Grit, Twang, Soul: Your Southern roots are showing.

Searching for the Wrong-eyed Jesus - a film by Andrew DouglasLast night, watching Jim White cruising the fecund, salvation-starved backroads of the deep South in Searching for the Wrong-eyed Jesus, I kept hazily reflecting back on my own Southern childhood. My folks and I came north to Seattle when I was just four years old. From San Francisco. Yet White’s musing, music-filled backroads travelogue is suffused with so much grit, twang and fiery Pentecostal soul that even a dyed-in-the-woolies mossback like myself feels that certain stirring deep in his Southern roots.

The film itself was made by British filmmaker Andrew Douglas for the BBC, and many of the musicians who play on it (former New York Doll David Johansen, alt-country groups 16 Horsepower and The Handsome Family) are not from the South themselves.
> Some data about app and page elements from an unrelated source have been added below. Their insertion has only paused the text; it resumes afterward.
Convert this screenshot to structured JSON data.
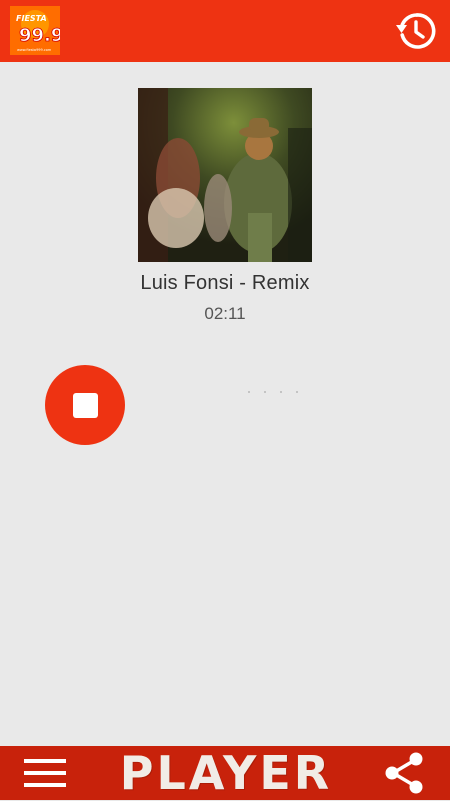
{
  "header": {
    "logo": {
      "station_name": "FIESTA",
      "frequency": "99.9",
      "website": "www.fiesta999.com"
    },
    "history_icon": "history-icon"
  },
  "now_playing": {
    "title": "Luis Fonsi - Remix",
    "elapsed": "02:11"
  },
  "controls": {
    "stop_icon": "stop-icon",
    "loading_icon": "loading-dots-icon"
  },
  "footer": {
    "menu_icon": "hamburger-menu-icon",
    "title": "PLAYER",
    "share_icon": "share-icon"
  },
  "colors": {
    "primary": "#ee3312",
    "footer": "#c8220b",
    "background": "#e9e9e9",
    "logo_orange": "#ff6d00"
  }
}
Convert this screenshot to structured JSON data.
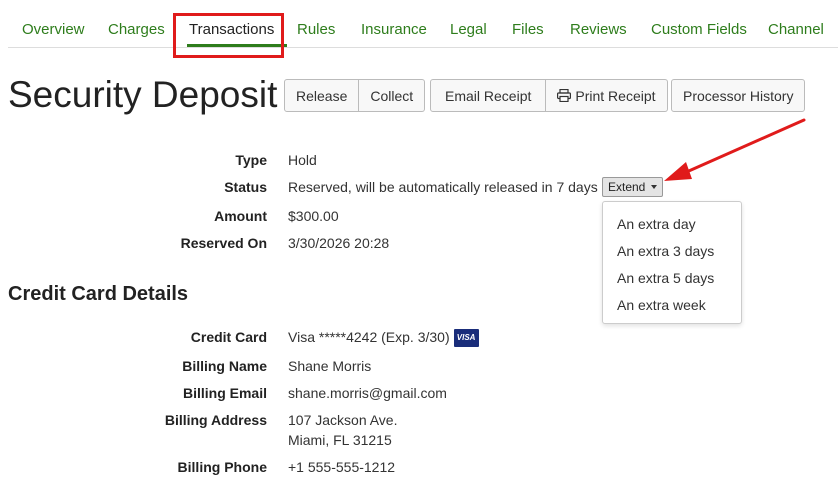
{
  "tabs": [
    {
      "label": "Overview"
    },
    {
      "label": "Charges"
    },
    {
      "label": "Transactions",
      "active": true
    },
    {
      "label": "Rules"
    },
    {
      "label": "Insurance"
    },
    {
      "label": "Legal"
    },
    {
      "label": "Files"
    },
    {
      "label": "Reviews"
    },
    {
      "label": "Custom Fields"
    },
    {
      "label": "Channel"
    }
  ],
  "page_title": "Security Deposit",
  "toolbar": {
    "release_label": "Release",
    "collect_label": "Collect",
    "email_receipt_label": "Email Receipt",
    "print_receipt_label": "Print Receipt",
    "processor_history_label": "Processor History"
  },
  "details": {
    "type_label": "Type",
    "type_value": "Hold",
    "status_label": "Status",
    "status_value": "Reserved, will be automatically released in 7 days",
    "extend_label": "Extend",
    "amount_label": "Amount",
    "amount_value": "$300.00",
    "reserved_on_label": "Reserved On",
    "reserved_on_value": "3/30/2026 20:28"
  },
  "extend_menu": {
    "items": [
      "An extra day",
      "An extra 3 days",
      "An extra 5 days",
      "An extra week"
    ]
  },
  "card_section": {
    "title": "Credit Card Details",
    "credit_card_label": "Credit Card",
    "credit_card_value": "Visa *****4242 (Exp. 3/30)",
    "card_brand": "VISA",
    "billing_name_label": "Billing Name",
    "billing_name_value": "Shane Morris",
    "billing_email_label": "Billing Email",
    "billing_email_value": "shane.morris@gmail.com",
    "billing_address_label": "Billing Address",
    "billing_address_line1": "107 Jackson Ave.",
    "billing_address_line2": "Miami, FL 31215",
    "billing_phone_label": "Billing Phone",
    "billing_phone_value": "+1 555-555-1212"
  },
  "colors": {
    "tab_link": "#2e7d1c",
    "annotation_red": "#e01b1b",
    "visa_blue": "#1a2d7a"
  }
}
Just as all of us have license to get enthusiastically, demonstratively Irish at least one day a year, so anyone feeling that certain strain of dark longing is allowed to draw on their authentically fake Southern roots to express that. This is why Nick Cave’s And the Ass Saw the Angel really is a Southern novel, even though its author is from way down south in Australia. It explains why my in-law with the recurring role on Justified loves to share stories from Kentucky, even though he’s from Portland, Oregon.

Image of pick up truck down south, courtesy of Bill Herndon, via Flickr
Image of pick up truck down south, courtesy of Bill Herndon, via Flickr
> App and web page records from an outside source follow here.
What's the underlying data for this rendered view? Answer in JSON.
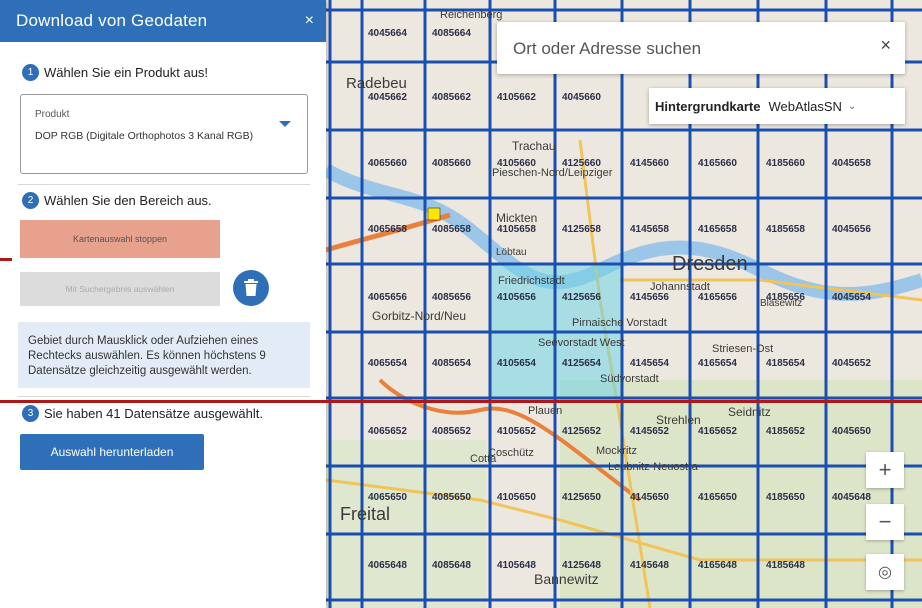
{
  "panel": {
    "title": "Download von Geodaten",
    "close_icon": "×",
    "step1": {
      "num": "1",
      "text": "Wählen Sie ein Produkt aus!"
    },
    "product": {
      "label": "Produkt",
      "value": "DOP RGB (Digitale Orthophotos 3 Kanal RGB)"
    },
    "step2": {
      "num": "2",
      "text": "Wählen Sie den Bereich aus."
    },
    "btn_stop": "Kartenauswahl stoppen",
    "btn_edit": "Mit Suchergebnis auswählen",
    "info": "Gebiet durch Mausklick oder Aufziehen eines Rechtecks auswählen. Es können höchstens 9 Datensätze gleichzeitig ausgewählt werden.",
    "step3": {
      "num": "3",
      "text": "Sie haben 41 Datensätze ausgewählt."
    },
    "btn_download": "Auswahl herunterladen"
  },
  "search": {
    "placeholder": "Ort oder Adresse suchen",
    "clear_icon": "×"
  },
  "basemap": {
    "label": "Hintergrundkarte",
    "value": "WebAtlasSN",
    "caret": "⌄"
  },
  "zoom": {
    "in": "+",
    "out": "−",
    "locate": "◎"
  },
  "map": {
    "places": [
      "Radebeu",
      "Reichenberg",
      "Trachau",
      "Pieschen-Nord/Leipziger",
      "Mickten",
      "Friedrichstadt",
      "Dresden",
      "Johannstadt",
      "Löbtau",
      "Gorbitz-Nord/Neu",
      "Seevorstadt West",
      "Strehlen",
      "Plauen",
      "Freital",
      "Cotta",
      "Pirnaische Vorstadt",
      "Leubnitz-Neuostra",
      "Südvorstadt",
      "Bannewitz",
      "Coschütz",
      "Mockritz",
      "Seidnitz",
      "Striesen-Ost",
      "Blasewitz"
    ],
    "row_codes": [
      "4045664",
      "4085664",
      "4045662",
      "4085662",
      "4105662",
      "4045660",
      "4065660",
      "4085660",
      "4105660",
      "4125660",
      "4145660",
      "4165660",
      "4185660",
      "4045658",
      "4065658",
      "4085658",
      "4105658",
      "4125658",
      "4145658",
      "4165658",
      "4185658",
      "4045656",
      "4065656",
      "4085656",
      "4105656",
      "4125656",
      "4145656",
      "4165656",
      "4185656",
      "4045654",
      "4065654",
      "4085654",
      "4105654",
      "4125654",
      "4145654",
      "4165654",
      "4185654",
      "4045652",
      "4065652",
      "4085652",
      "4105652",
      "4125652",
      "4145652",
      "4165652",
      "4185652",
      "4045650",
      "4065650",
      "4085650",
      "4105650",
      "4125650",
      "4145650",
      "4165650",
      "4185650",
      "4045648",
      "4065648",
      "4085648",
      "4105648",
      "4125648",
      "4145648",
      "4165648",
      "4185648"
    ]
  },
  "colors": {
    "primary": "#2f6fb7",
    "stop": "#e8a18c",
    "grid": "#1a4fb0",
    "selected": "#6fd3e6",
    "annotation": "#b01818"
  }
}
Lacking any factual basis, my Southern childhood carries no burden of geographical precision, ranging from the Ozarks to Appalachia, and every bayou, trailer park and holler in between. It stretches from the stark Depression-era menace of Camp Rapture, Texas to the crazed freakiness of Mystic, Georgia; from the foot-tapping front porch fiddle music, to the woofer-thumping beats of the Republic of Stankonia; from the earnest goofiness of a turkey hunter in Vernon, Florida, to the depraved denizens of Boone County. My Southern home is not a paradise on earth, but more like Eden after the fall, where the serpent is Faulker, a writer of such titanic genius he creates his own weather systems, still and hot and damp and charged with electricity. A land of music that carries you to God, and food that speeds you on your way to meet your maker. If you’re from the South, you know what I’m talking about. If you’re not, you probably know as well.

Here’s a little list with music, movies and books from the (Dirty Weird Ol’) South of my imaginary youth: tell us about your own favorite Southern artists.
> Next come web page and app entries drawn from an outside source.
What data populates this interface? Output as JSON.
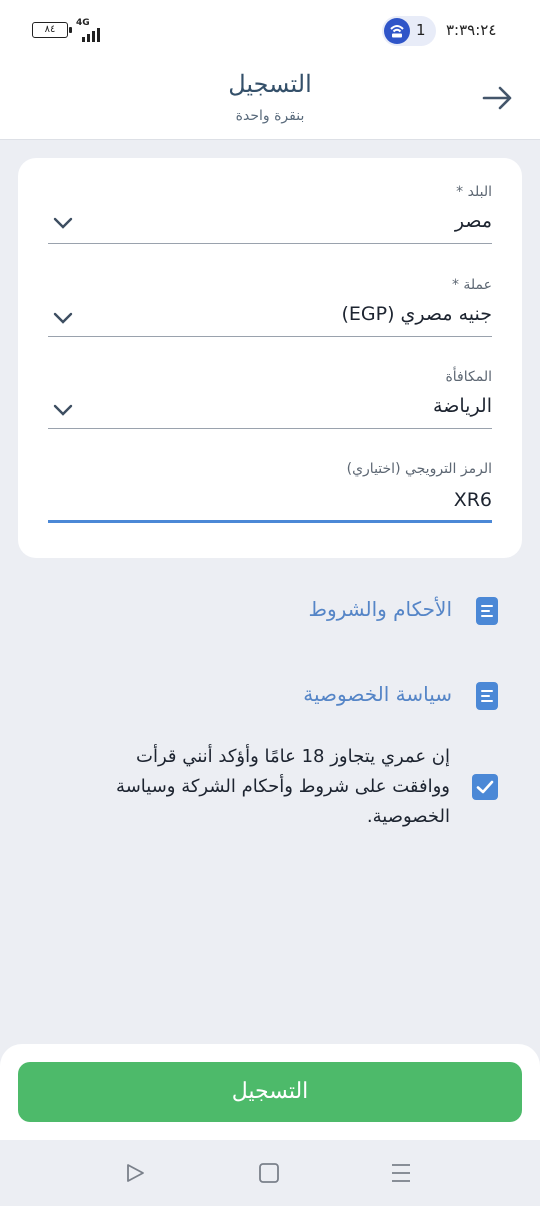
{
  "status_bar": {
    "battery": "٨٤",
    "network": "4G",
    "hotspot_count": "1",
    "time": "٣:٣٩:٢٤"
  },
  "header": {
    "title": "التسجيل",
    "subtitle": "بنقرة واحدة",
    "back_icon": "arrow-right-icon"
  },
  "form": {
    "fields": [
      {
        "label": "البلد *",
        "value": "مصر"
      },
      {
        "label": "عملة *",
        "value": "جنيه مصري (EGP)"
      },
      {
        "label": "المكافأة",
        "value": "الرياضة"
      },
      {
        "label": "الرمز الترويجي (اختياري)",
        "value": "XR6"
      }
    ]
  },
  "links": {
    "terms": "الأحكام والشروط",
    "privacy": "سياسة الخصوصية"
  },
  "agreement": {
    "checked": true,
    "text": "إن عمري يتجاوز 18 عامًا وأؤكد أنني قرأت ووافقت على شروط وأحكام الشركة وسياسة الخصوصية."
  },
  "register_button": "التسجيل",
  "colors": {
    "accent": "#4b88d6",
    "primary_button": "#4dba6a",
    "title": "#34506a"
  }
}
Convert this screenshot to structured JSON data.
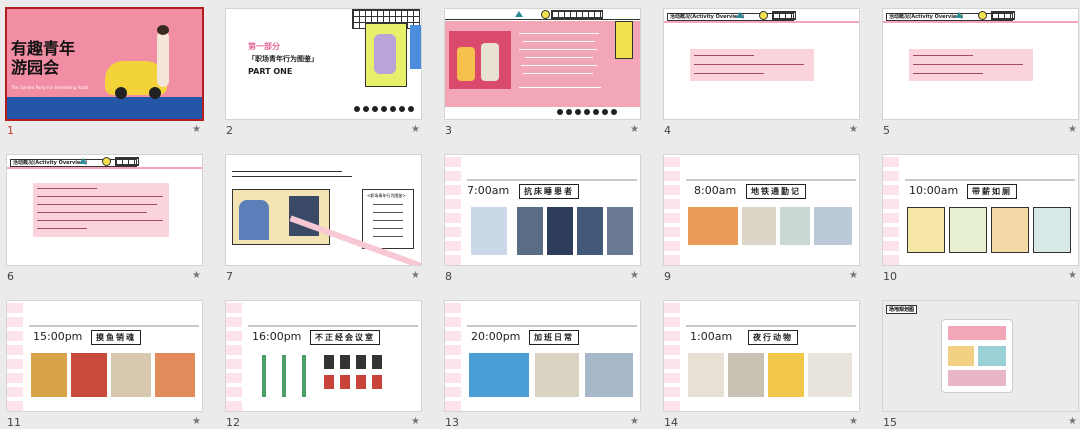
{
  "slides": [
    {
      "num": "1",
      "title": "有趣青年\n游园会",
      "subtitle": "The Garden Party For Interesting Youth"
    },
    {
      "num": "2",
      "title": "「职场青年行为图鉴」",
      "part": "PART ONE"
    },
    {
      "num": "3"
    },
    {
      "num": "4",
      "header": "活动概况(Activity Overview)"
    },
    {
      "num": "5",
      "header": "活动概况(Activity Overview)"
    },
    {
      "num": "6",
      "header": "活动概况(Activity Overview)"
    },
    {
      "num": "7",
      "panel": "<职场青年行为图鉴>"
    },
    {
      "num": "8",
      "time": "7:00am",
      "title": "抗床睡患者"
    },
    {
      "num": "9",
      "time": "8:00am",
      "title": "地铁通勤记"
    },
    {
      "num": "10",
      "time": "10:00am",
      "title": "带薪如厕"
    },
    {
      "num": "11",
      "time": "15:00pm",
      "title": "摸鱼销魂"
    },
    {
      "num": "12",
      "time": "16:00pm",
      "title": "不正经会议室"
    },
    {
      "num": "13",
      "time": "20:00pm",
      "title": "加班日常"
    },
    {
      "num": "14",
      "time": "1:00am",
      "title": "夜行动物"
    },
    {
      "num": "15",
      "header": "场地规划图"
    }
  ],
  "colors": {
    "pink": "#f3a6b8",
    "selected": "#b21d1d",
    "teal": "#2a8d95"
  },
  "star": "★"
}
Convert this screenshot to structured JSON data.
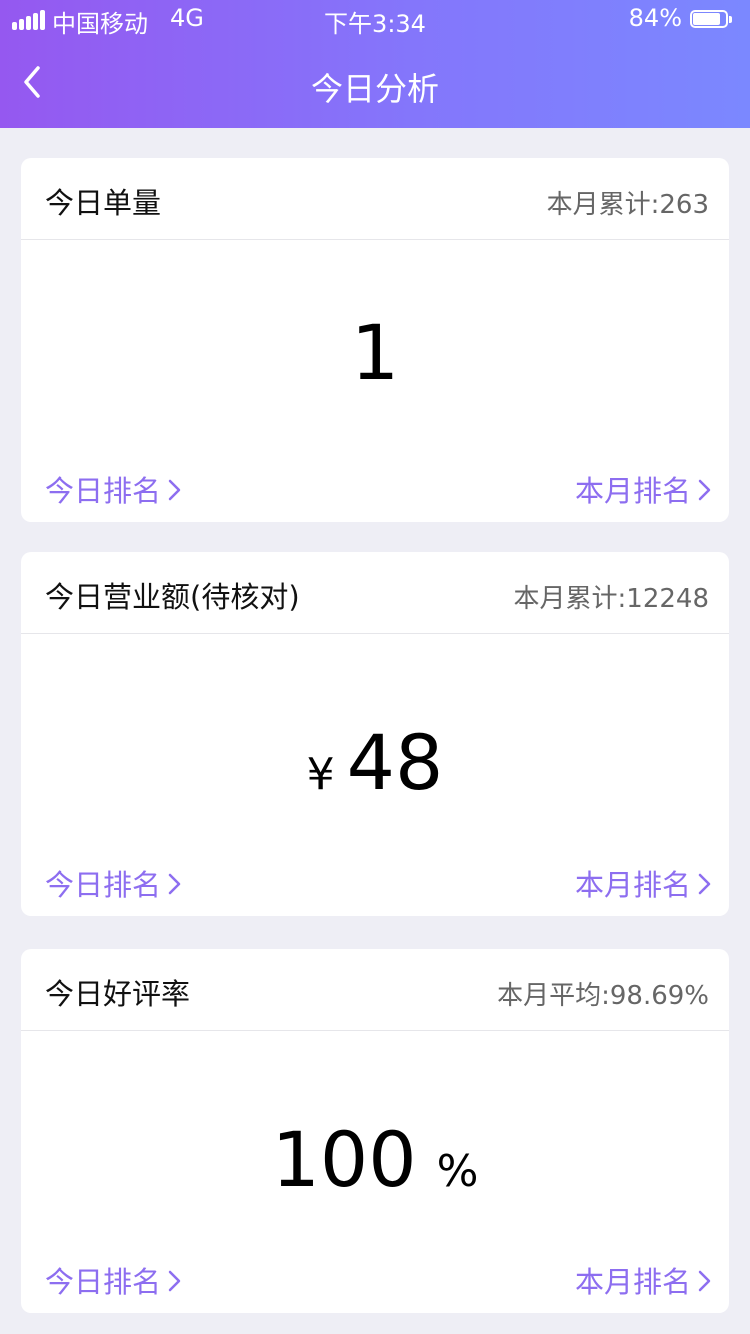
{
  "status_bar": {
    "carrier": "中国移动",
    "network": "4G",
    "time": "下午3:34",
    "battery_percent_label": "84%",
    "battery_level": 0.84
  },
  "header": {
    "title": "今日分析",
    "back_icon": "chevron-left-icon"
  },
  "cards": [
    {
      "title": "今日单量",
      "summary": "本月累计:263",
      "prefix": "",
      "value": "1",
      "suffix": "",
      "rank_today": "今日排名",
      "rank_month": "本月排名"
    },
    {
      "title": "今日营业额(待核对)",
      "summary": "本月累计:12248",
      "prefix": "¥",
      "value": "48",
      "suffix": "",
      "rank_today": "今日排名",
      "rank_month": "本月排名"
    },
    {
      "title": "今日好评率",
      "summary": "本月平均:98.69%",
      "prefix": "",
      "value": "100",
      "suffix": "%",
      "rank_today": "今日排名",
      "rank_month": "本月排名"
    }
  ],
  "colors": {
    "header_gradient_start": "#9558f0",
    "header_gradient_end": "#7b88ff",
    "link": "#8d6ef0",
    "background": "#eeeef5"
  }
}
Read a Movie, See a Book

Image of DVD A Love Song for Bobby Long“See what it is invisible and you will see what to write. That’s how Bobby used to put it. It was the invisible people he wanted to live with. The ones that we walk past everyday, the ones we sometimes become. The ones in books who live only in someones mind’s eye.”

A Love Song for Bobby Long was originally released in 2004, and is to me one of the most overlooked films in our collection. Its screenplay is based on the novel Off Magazine Street by Ronald Everett Capps. Also featured throughout the movie are quotes from some of our most famous writers, and it is filled with themes from the book The Heart is a Lonely Hunter by Carson McCullers. It’s a movie inundated with the love of literature.

The movie takes place in the heart of New Orleans where both beauty Continue reading “Read a Movie, See a Book”